“I was just a tourist with a guidebook, you know?”
“Mark…Mark…please remember…We are kindred spirits, and I used our connection to draw you to two of my key frescoes. The first one was the fresco of the mocking of Christ.”
“Oh yeah. I remember that. I wondered why he was blindfolded. “
“Oh, Mark my brother. You of all people can’t deny that the church is blind to its sins. What better way to show that than to paint Christ blindfolded? But more to the point, you’ve finished your cappuccino. Would you like another and perhaps some biscotti with it?”
“Well, sure, if you’re offering. I gotta say, this is like a Starbucks in the sky, only everything is free.”
“We Italians should have created Starbucks, but we didn’t. We missed an opportunity there, no doubt about it. I’ll get started on your cappuccino right away.” Fra Angelico puts more coffee in the coffeemaker.
“Aren’t you going to fix another one for yourself?”
“I didn’t take holy orders so that I could drink all the cappuccino I want. One a year is my limit. Walnut or chocolate biscotti?”
“Oh, one of each, I guess.”
“One walnut biscotto and one chocolate biscotto coming up.”

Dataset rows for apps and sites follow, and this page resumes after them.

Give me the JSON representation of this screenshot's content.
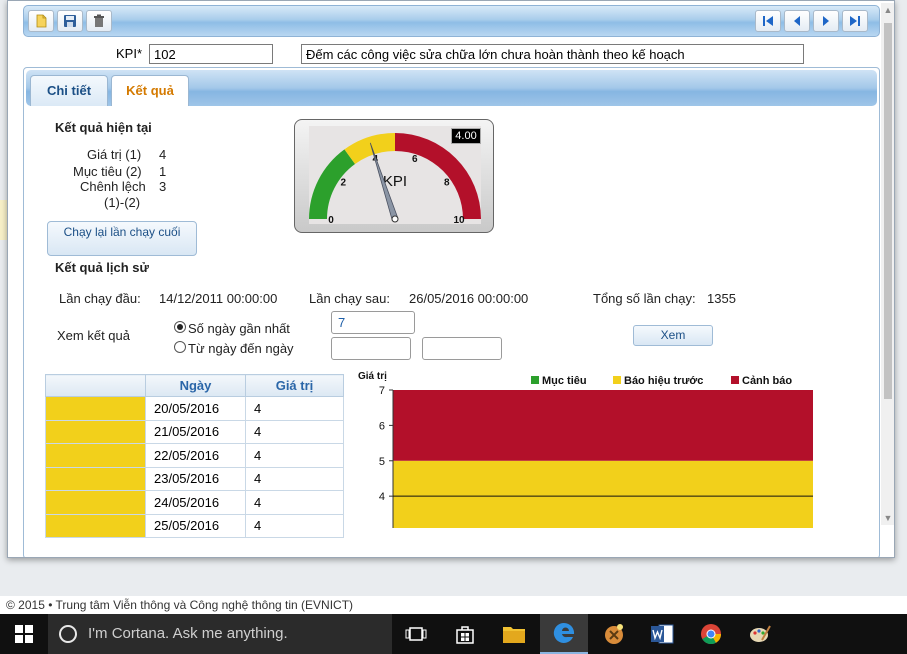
{
  "footer": {
    "text": "©  2015  •  Trung tâm Viễn thông và Công nghệ thông tin (EVNICT)"
  },
  "toolbar": {
    "new_icon": "new-document-icon",
    "save_icon": "save-icon",
    "delete_icon": "trash-icon",
    "first_icon": "first-record-icon",
    "prev_icon": "previous-record-icon",
    "next_icon": "next-record-icon",
    "last_icon": "last-record-icon"
  },
  "kpi": {
    "label": "KPI*",
    "code": "102",
    "description": "Đếm các công việc sửa chữa lớn chưa hoàn thành theo kế hoạch"
  },
  "tabs": [
    {
      "label": "Chi tiết",
      "active": false
    },
    {
      "label": "Kết quả",
      "active": true
    }
  ],
  "current": {
    "title": "Kết quả hiện tại",
    "value_label": "Giá trị (1)",
    "value": "4",
    "target_label": "Mục tiêu (2)",
    "target": "1",
    "diff_label": "Chênh lệch",
    "diff_label2": "(1)-(2)",
    "diff": "3",
    "rerun_button": "Chạy lại lần chạy cuối"
  },
  "gauge": {
    "title": "KPI",
    "value_display": "4.00",
    "value": 4,
    "min": 0,
    "max": 10,
    "ticks": [
      "0",
      "2",
      "4",
      "6",
      "8",
      "10"
    ],
    "bands": [
      {
        "from": 0,
        "to": 3,
        "color": "#2ca02c"
      },
      {
        "from": 3,
        "to": 5,
        "color": "#f2d01b"
      },
      {
        "from": 5,
        "to": 10,
        "color": "#b3102a"
      }
    ]
  },
  "history": {
    "title": "Kết quả lịch sử",
    "first_run_label": "Lần chạy đầu:",
    "first_run": "14/12/2011 00:00:00",
    "next_run_label": "Lần chạy sau:",
    "next_run": "26/05/2016 00:00:00",
    "total_runs_label": "Tổng số lần chạy:",
    "total_runs": "1355",
    "view_label": "Xem kết quả",
    "option_recent": "Số ngày gần nhất",
    "option_range": "Từ ngày đến ngày",
    "recent_days": "7",
    "from_date": "",
    "to_date": "",
    "view_button": "Xem",
    "columns": [
      "",
      "Ngày",
      "Giá trị"
    ],
    "rows": [
      {
        "date": "20/05/2016",
        "value": "4"
      },
      {
        "date": "21/05/2016",
        "value": "4"
      },
      {
        "date": "22/05/2016",
        "value": "4"
      },
      {
        "date": "23/05/2016",
        "value": "4"
      },
      {
        "date": "24/05/2016",
        "value": "4"
      },
      {
        "date": "25/05/2016",
        "value": "4"
      }
    ],
    "row_color": "#f2d01b"
  },
  "chart_data": {
    "type": "area",
    "ylabel": "Giá trị",
    "ylim": [
      4,
      7
    ],
    "visible_ylim": [
      3.1,
      7
    ],
    "yticks": [
      "7",
      "6",
      "5",
      "4"
    ],
    "legend": [
      {
        "name": "Mục tiêu",
        "color": "#2ca02c"
      },
      {
        "name": "Báo hiệu trước",
        "color": "#f2d01b"
      },
      {
        "name": "Cảnh báo",
        "color": "#b3102a"
      }
    ],
    "bands": [
      {
        "name": "Báo hiệu trước",
        "from": 3.1,
        "to": 5,
        "color": "#f2d01b"
      },
      {
        "name": "Cảnh báo",
        "from": 5,
        "to": 7,
        "color": "#b3102a"
      }
    ],
    "series": [
      {
        "name": "Giá trị",
        "values": [
          4,
          4,
          4,
          4,
          4,
          4
        ]
      }
    ],
    "legend_position": "top-right",
    "grid": false
  },
  "taskbar": {
    "search_placeholder": "I'm Cortana. Ask me anything.",
    "icons": [
      "windows-start-icon",
      "task-view-icon",
      "store-icon",
      "file-explorer-icon",
      "edge-icon",
      "app-icon",
      "word-icon",
      "chrome-icon",
      "paint-icon"
    ]
  }
}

“Is biscotto the singular of biscotti?”
“Sure. It’s a masculine noun.”
Fra Angelico picks up the tongs, takes two biscotti from the canister and puts them on a plate with a napkin. He hands Mark the plate and also his fresh cappuccino. He sits down and looks at Mark.

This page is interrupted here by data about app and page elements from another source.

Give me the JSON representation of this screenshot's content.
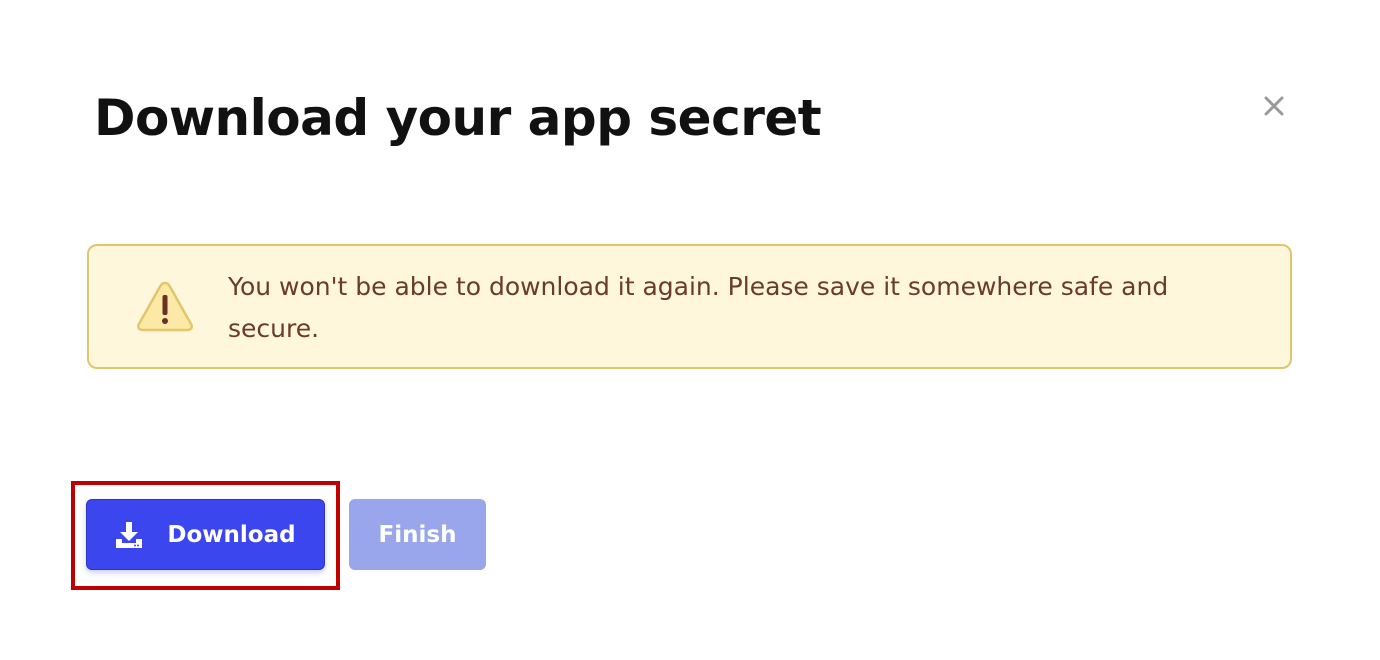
{
  "dialog": {
    "title": "Download your app secret",
    "close_icon": "close-icon"
  },
  "warning": {
    "icon": "warning-triangle-icon",
    "message": "You won't be able to download it again. Please save it somewhere safe and secure.",
    "colors": {
      "background": "#fef7dc",
      "border": "#dfc56b",
      "text": "#6b3a2a"
    }
  },
  "actions": {
    "download": {
      "label": "Download",
      "icon": "download-icon",
      "color": "#3c46ef"
    },
    "finish": {
      "label": "Finish",
      "color": "#9aa6ec"
    }
  },
  "annotation": {
    "highlight_color": "#c00000"
  }
}
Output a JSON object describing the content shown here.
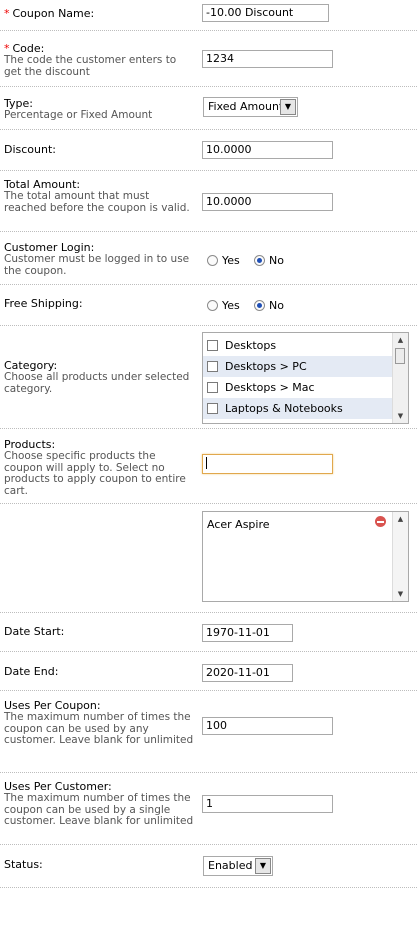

“Mark, we need to talk about purity, my brother. I painted the Immaculate Conception, the other fresco that you admired so much, because I was so drawn to purity. You and I shared a lifelong quest to represent purity so that people could see it and experience it and maybe bring it into their lives. I showed you examples of what a painter could do with purity. The exquisite paintings that you created for that chapel in Houston were your response to my frescoes in Florence. It never occurred to any other American painter to do anything like that.”
“Your culture, your society, failed to give you any stories—true, false, or whatever—that you could believe in. Your society failed you because it could never provide the purity that you so ardently sought.”

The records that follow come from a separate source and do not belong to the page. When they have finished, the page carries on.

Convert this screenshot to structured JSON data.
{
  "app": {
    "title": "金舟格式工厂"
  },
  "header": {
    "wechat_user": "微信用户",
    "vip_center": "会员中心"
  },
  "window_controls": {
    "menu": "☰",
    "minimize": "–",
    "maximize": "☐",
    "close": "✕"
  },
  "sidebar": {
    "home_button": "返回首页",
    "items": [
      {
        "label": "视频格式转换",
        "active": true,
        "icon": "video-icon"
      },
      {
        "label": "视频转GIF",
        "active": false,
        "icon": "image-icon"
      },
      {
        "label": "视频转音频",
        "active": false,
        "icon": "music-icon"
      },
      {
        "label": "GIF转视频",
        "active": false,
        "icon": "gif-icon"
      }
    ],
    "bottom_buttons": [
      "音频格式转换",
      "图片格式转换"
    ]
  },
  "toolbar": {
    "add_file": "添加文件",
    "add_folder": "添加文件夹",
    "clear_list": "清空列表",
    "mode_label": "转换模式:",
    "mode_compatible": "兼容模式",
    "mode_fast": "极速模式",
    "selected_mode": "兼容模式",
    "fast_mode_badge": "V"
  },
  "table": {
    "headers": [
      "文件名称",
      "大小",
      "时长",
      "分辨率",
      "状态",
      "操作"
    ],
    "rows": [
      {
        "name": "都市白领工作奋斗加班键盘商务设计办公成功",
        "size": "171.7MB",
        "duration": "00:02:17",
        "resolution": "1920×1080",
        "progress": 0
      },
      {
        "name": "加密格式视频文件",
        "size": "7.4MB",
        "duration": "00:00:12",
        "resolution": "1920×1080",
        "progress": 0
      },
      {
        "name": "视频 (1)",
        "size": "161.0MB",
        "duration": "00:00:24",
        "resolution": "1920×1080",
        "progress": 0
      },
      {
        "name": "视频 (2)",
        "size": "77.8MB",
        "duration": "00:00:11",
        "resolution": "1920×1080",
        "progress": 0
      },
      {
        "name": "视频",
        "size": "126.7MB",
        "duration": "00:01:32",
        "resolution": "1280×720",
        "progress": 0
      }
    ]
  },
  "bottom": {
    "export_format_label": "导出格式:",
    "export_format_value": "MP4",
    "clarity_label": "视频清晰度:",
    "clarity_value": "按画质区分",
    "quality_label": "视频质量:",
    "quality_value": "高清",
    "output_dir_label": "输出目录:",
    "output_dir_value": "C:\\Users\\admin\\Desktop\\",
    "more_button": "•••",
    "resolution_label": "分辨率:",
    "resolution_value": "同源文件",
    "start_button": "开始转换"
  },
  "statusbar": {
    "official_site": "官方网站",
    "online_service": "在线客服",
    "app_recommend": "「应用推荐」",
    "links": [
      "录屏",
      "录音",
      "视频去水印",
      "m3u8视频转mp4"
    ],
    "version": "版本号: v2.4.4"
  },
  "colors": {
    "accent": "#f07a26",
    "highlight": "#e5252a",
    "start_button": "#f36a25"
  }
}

“In America, every Jew is impure, an outsider.”
“Irvin Berlin was not an outsider in America. Irving Berlin wrote ‘God Bless America,’ for God’s sake—if I may put it like that.”
“So there you were, an outsider, a Jew. Your lifelong dilemma was that you had a relentless drive for purity, but no outlet for that drive. You had belief without anything to believe in. Marc Chagall had already used up all the Jewish stories, after all. You had nothing to illustrate, so all you could do was create abstract paintings.”
“So that’s why I committed suicide?”
“That’s a story about why you committed suicide. You needed stories, and now you have one.”
“So you’ve given me one story, two cappuccinos, and two biscotti.”
“More than that, I hope I’ve given you some peace. You had very little peace when you were alive.”
“Thank you, Fra.”
“When I serve fellow artists, duty and pleasure are combined. May Almighty God cause His blessings to rain down upon you.”
And with that, Fra Angelico slowly starts to fade. He gradually becomes more and more transparent, and then he disappears.
Mark sits in his chair. He thoughtfully sips his cappuccino and chews his biscotti.
Jim has a PhD from Columbia University and taught at the University of Missouri-Columbia for 31 years. He’s now an art educator and writer living in Pennsylvania.
This story about Fra Angelico and Mark Rothko will form part of an anthology of high-concept short stories that Jim is working on. These stories work out the implications of two what ifs: 1) What if all the distinctions between space and time were to collapse? And 2: What if all artists in all time periods could talk to each other? Jim can be reached at firstname.lastname@example.org for any comments or questions regarding his writing.